FMG completes world first use of ammonia as marine fuel

(Image source: Fortescue) Fortescue Green Pioneer is the Port of Singapore.
(Image source: Fortescue) Fortescue Green Pioneer is the Port of Singapore.

Fortescue (ASX: FMG) has completed the world’s first use of ammonia, in combination with diesel in the combustion process, as a marine fuel onboard the Fortescue Green Pioneer, in the Port of Singapore.

The vessel was loaded with liquid ammonia at Vopak Banyan Terminal on Jurong Island for the trial.

In completing this trial, the Fortescue Green Pioneer has received approval from the Singapore Registry of Ships and ‘Gas Fueled Ammonia’ notation by classification society DNV to use ammonia, in combination with diesel, as a marine fuel.

The Fortescue Green Pioneer began its journey toward becoming the world’s first ocean-going ammonia-powered vessel in 2022 when Fortescue successfully converted a four-stroke engine to run on ammonia, in combination with diesel, at its testing facility in Perth, WA.

Following this testing, conversion work began which included the installation of the gas fuel delivery system, safety systems and infrastructure, and the conversion of two of the four engines to enable the use of ammonia, combined with diesel. The remaining two engines will operate on conventional fuels when required.

In preparation for the ship’s operations, Fortescue, the Maritime and Port Authority of Singapore (MPA), Vopak, research institutes and industry partners undertook hazard identification study and hazard and operability study workshops to identify potential risks during fuel transfer.

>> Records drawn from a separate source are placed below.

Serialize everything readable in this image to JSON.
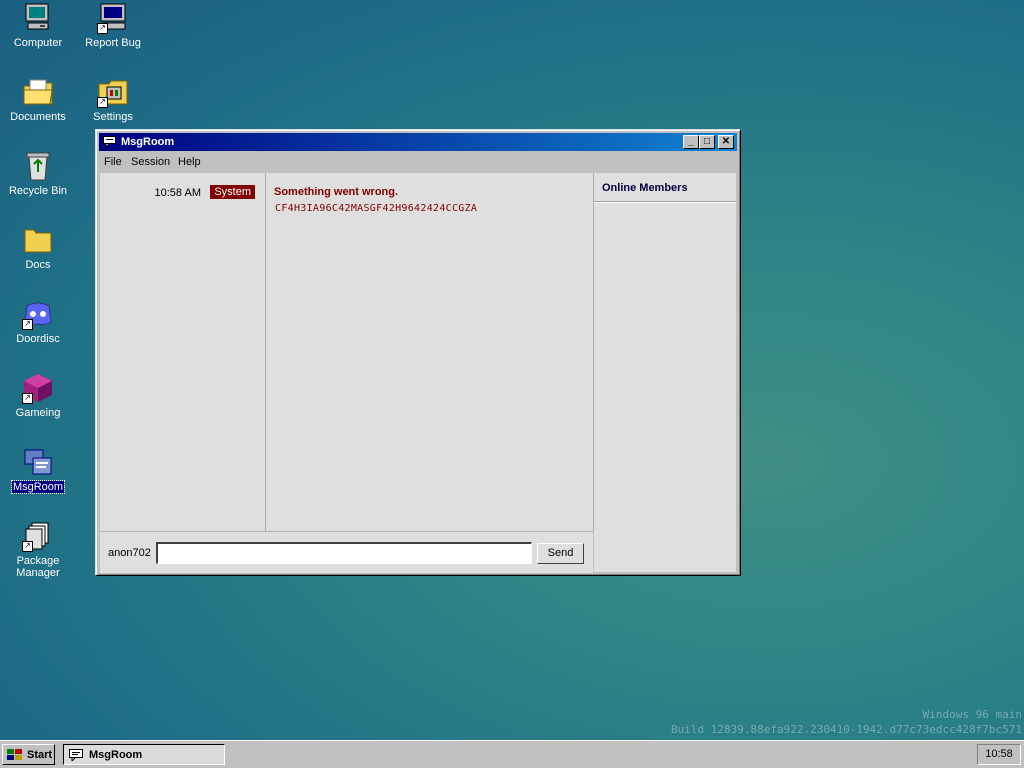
{
  "desktop": {
    "icons": [
      {
        "label": "Computer",
        "icon": "computer-icon"
      },
      {
        "label": "Report Bug",
        "icon": "report-bug-icon",
        "shortcut": true
      },
      {
        "label": "Documents",
        "icon": "documents-folder-icon"
      },
      {
        "label": "Settings",
        "icon": "settings-icon",
        "shortcut": true
      },
      {
        "label": "Recycle Bin",
        "icon": "recycle-bin-icon"
      },
      {
        "label": "Docs",
        "icon": "folder-icon"
      },
      {
        "label": "Doordisc",
        "icon": "doordisc-icon",
        "shortcut": true
      },
      {
        "label": "Gameing",
        "icon": "gameing-cube-icon",
        "shortcut": true
      },
      {
        "label": "MsgRoom",
        "icon": "msgroom-icon",
        "selected": true
      },
      {
        "label": "Package Manager",
        "icon": "package-manager-icon",
        "shortcut": true
      }
    ],
    "watermark": {
      "line1": "Windows 96 main",
      "line2": "Build 12839.88efa922.230410-1942.d77c73edcc428f7bc571"
    }
  },
  "window": {
    "title": "MsgRoom",
    "menu": [
      "File",
      "Session",
      "Help"
    ],
    "messages": [
      {
        "time": "10:58 AM",
        "sender": "System",
        "title": "Something went wrong.",
        "body": "CF4H3IA96C42MASGF42H9642424CCGZA"
      }
    ],
    "members_header": "Online Members",
    "username": "anon702",
    "input_value": "",
    "send_label": "Send"
  },
  "taskbar": {
    "start_label": "Start",
    "task_label": "MsgRoom",
    "clock": "10:58"
  },
  "colors": {
    "titlebar_start": "#000080",
    "titlebar_end": "#1084d0",
    "error": "#800000",
    "system_badge": "#800000"
  }
}
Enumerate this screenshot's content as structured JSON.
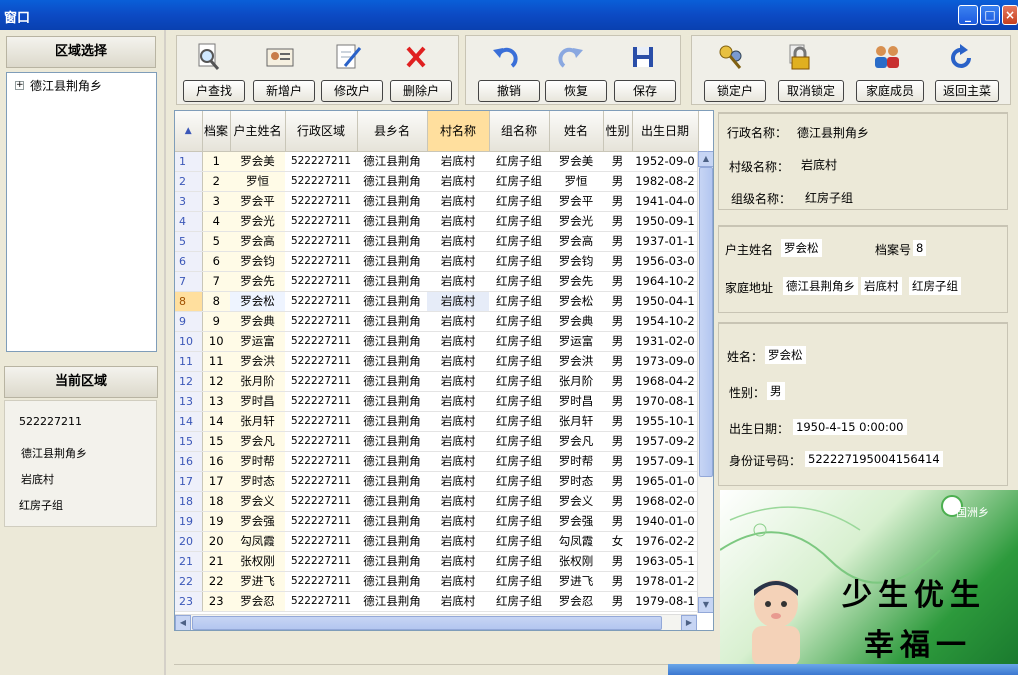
{
  "window": {
    "title": "窗口"
  },
  "left": {
    "region_select_title": "区域选择",
    "tree_root": "德江县荆角乡",
    "current_area_title": "当前区域",
    "current_area": {
      "code": "522227211",
      "township": "德江县荆角乡",
      "village": "岩底村",
      "group": "红房子组"
    }
  },
  "toolbar": {
    "group1": [
      {
        "label": "户查找",
        "icon": "magnifier-icon"
      },
      {
        "label": "新增户",
        "icon": "id-card-icon"
      },
      {
        "label": "修改户",
        "icon": "edit-document-icon"
      },
      {
        "label": "删除户",
        "icon": "delete-x-icon"
      }
    ],
    "group2": [
      {
        "label": "撤销",
        "icon": "undo-icon"
      },
      {
        "label": "恢复",
        "icon": "redo-icon"
      },
      {
        "label": "保存",
        "icon": "floppy-disk-icon"
      }
    ],
    "group3": [
      {
        "label": "锁定户",
        "icon": "keys-icon"
      },
      {
        "label": "取消锁定",
        "icon": "padlock-icon"
      },
      {
        "label": "家庭成员",
        "icon": "family-icon"
      },
      {
        "label": "返回主菜",
        "icon": "return-icon"
      }
    ]
  },
  "grid": {
    "columns": [
      "档案",
      "户主姓名",
      "行政区域",
      "县乡名",
      "村名称",
      "组名称",
      "姓名",
      "性别",
      "出生日期"
    ],
    "rows": [
      [
        "1",
        "1",
        "罗会美",
        "522227211",
        "德江县荆角",
        "岩底村",
        "红房子组",
        "罗会美",
        "男",
        "1952-09-0"
      ],
      [
        "2",
        "2",
        "罗恒",
        "522227211",
        "德江县荆角",
        "岩底村",
        "红房子组",
        "罗恒",
        "男",
        "1982-08-2"
      ],
      [
        "3",
        "3",
        "罗会平",
        "522227211",
        "德江县荆角",
        "岩底村",
        "红房子组",
        "罗会平",
        "男",
        "1941-04-0"
      ],
      [
        "4",
        "4",
        "罗会光",
        "522227211",
        "德江县荆角",
        "岩底村",
        "红房子组",
        "罗会光",
        "男",
        "1950-09-1"
      ],
      [
        "5",
        "5",
        "罗会高",
        "522227211",
        "德江县荆角",
        "岩底村",
        "红房子组",
        "罗会高",
        "男",
        "1937-01-1"
      ],
      [
        "6",
        "6",
        "罗会钧",
        "522227211",
        "德江县荆角",
        "岩底村",
        "红房子组",
        "罗会钧",
        "男",
        "1956-03-0"
      ],
      [
        "7",
        "7",
        "罗会先",
        "522227211",
        "德江县荆角",
        "岩底村",
        "红房子组",
        "罗会先",
        "男",
        "1964-10-2"
      ],
      [
        "8",
        "8",
        "罗会松",
        "522227211",
        "德江县荆角",
        "岩底村",
        "红房子组",
        "罗会松",
        "男",
        "1950-04-1"
      ],
      [
        "9",
        "9",
        "罗会典",
        "522227211",
        "德江县荆角",
        "岩底村",
        "红房子组",
        "罗会典",
        "男",
        "1954-10-2"
      ],
      [
        "10",
        "10",
        "罗运富",
        "522227211",
        "德江县荆角",
        "岩底村",
        "红房子组",
        "罗运富",
        "男",
        "1931-02-0"
      ],
      [
        "11",
        "11",
        "罗会洪",
        "522227211",
        "德江县荆角",
        "岩底村",
        "红房子组",
        "罗会洪",
        "男",
        "1973-09-0"
      ],
      [
        "12",
        "12",
        "张月阶",
        "522227211",
        "德江县荆角",
        "岩底村",
        "红房子组",
        "张月阶",
        "男",
        "1968-04-2"
      ],
      [
        "13",
        "13",
        "罗时昌",
        "522227211",
        "德江县荆角",
        "岩底村",
        "红房子组",
        "罗时昌",
        "男",
        "1970-08-1"
      ],
      [
        "14",
        "14",
        "张月轩",
        "522227211",
        "德江县荆角",
        "岩底村",
        "红房子组",
        "张月轩",
        "男",
        "1955-10-1"
      ],
      [
        "15",
        "15",
        "罗会凡",
        "522227211",
        "德江县荆角",
        "岩底村",
        "红房子组",
        "罗会凡",
        "男",
        "1957-09-2"
      ],
      [
        "16",
        "16",
        "罗时帮",
        "522227211",
        "德江县荆角",
        "岩底村",
        "红房子组",
        "罗时帮",
        "男",
        "1957-09-1"
      ],
      [
        "17",
        "17",
        "罗时态",
        "522227211",
        "德江县荆角",
        "岩底村",
        "红房子组",
        "罗时态",
        "男",
        "1965-01-0"
      ],
      [
        "18",
        "18",
        "罗会义",
        "522227211",
        "德江县荆角",
        "岩底村",
        "红房子组",
        "罗会义",
        "男",
        "1968-02-0"
      ],
      [
        "19",
        "19",
        "罗会强",
        "522227211",
        "德江县荆角",
        "岩底村",
        "红房子组",
        "罗会强",
        "男",
        "1940-01-0"
      ],
      [
        "20",
        "20",
        "勾凤霞",
        "522227211",
        "德江县荆角",
        "岩底村",
        "红房子组",
        "勾凤霞",
        "女",
        "1976-02-2"
      ],
      [
        "21",
        "21",
        "张权刚",
        "522227211",
        "德江县荆角",
        "岩底村",
        "红房子组",
        "张权刚",
        "男",
        "1963-05-1"
      ],
      [
        "22",
        "22",
        "罗进飞",
        "522227211",
        "德江县荆角",
        "岩底村",
        "红房子组",
        "罗进飞",
        "男",
        "1978-01-2"
      ],
      [
        "23",
        "23",
        "罗会忍",
        "522227211",
        "德江县荆角",
        "岩底村",
        "红房子组",
        "罗会忍",
        "男",
        "1979-08-1"
      ]
    ]
  },
  "info_admin": {
    "admin_label": "行政名称：",
    "admin_value": "德江县荆角乡",
    "village_label": "村级名称：",
    "village_value": "岩底村",
    "group_label": "组级名称：",
    "group_value": "红房子组"
  },
  "info_household": {
    "head_label": "户主姓名",
    "head_value": "罗会松",
    "file_label": "档案号",
    "file_value": "8",
    "address_label": "家庭地址",
    "address_township": "德江县荆角乡",
    "address_village": "岩底村",
    "address_group": "红房子组"
  },
  "info_person": {
    "name_label": "姓名：",
    "name_value": "罗会松",
    "gender_label": "性别：",
    "gender_value": "男",
    "birth_label": "出生日期：",
    "birth_value": "1950-4-15 0:00:00",
    "id_label": "身份证号码：",
    "id_value": "522227195004156414"
  },
  "ad": {
    "slogan_line1": "少生优生",
    "slogan_line2": "幸福一",
    "brand": "国洲乡"
  }
}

An emergency operations centre was also set up at MPA’s port operations control centre with the seven-week fuel trial consisting of rigorous testing of the ammonia storage systems, associated piping, gas fuel delivery system, retrofitted engines and seaworthiness of the Fortescue Green Pioneer.

MPA chief executive Teo Eng Dih commented on the trial.

“The safe conduct of this fuel trial supports the holistic assessment of the use of ammonia as a marine fuel, and the development of standards and safety procedures,” he said.

“This will inform the crew training, emergency and bunkering procedures with MPA, agencies and the tripartite community are developing in support of making available safe and cost-effective solutions as MaritimeSG and the international shipping community undergo the energy transition.”

This trial marks a significant milestone in Singapore’s multi-fuel bunkering capability development to support the digitalisation, decarbonisation and manpower development for international shipping.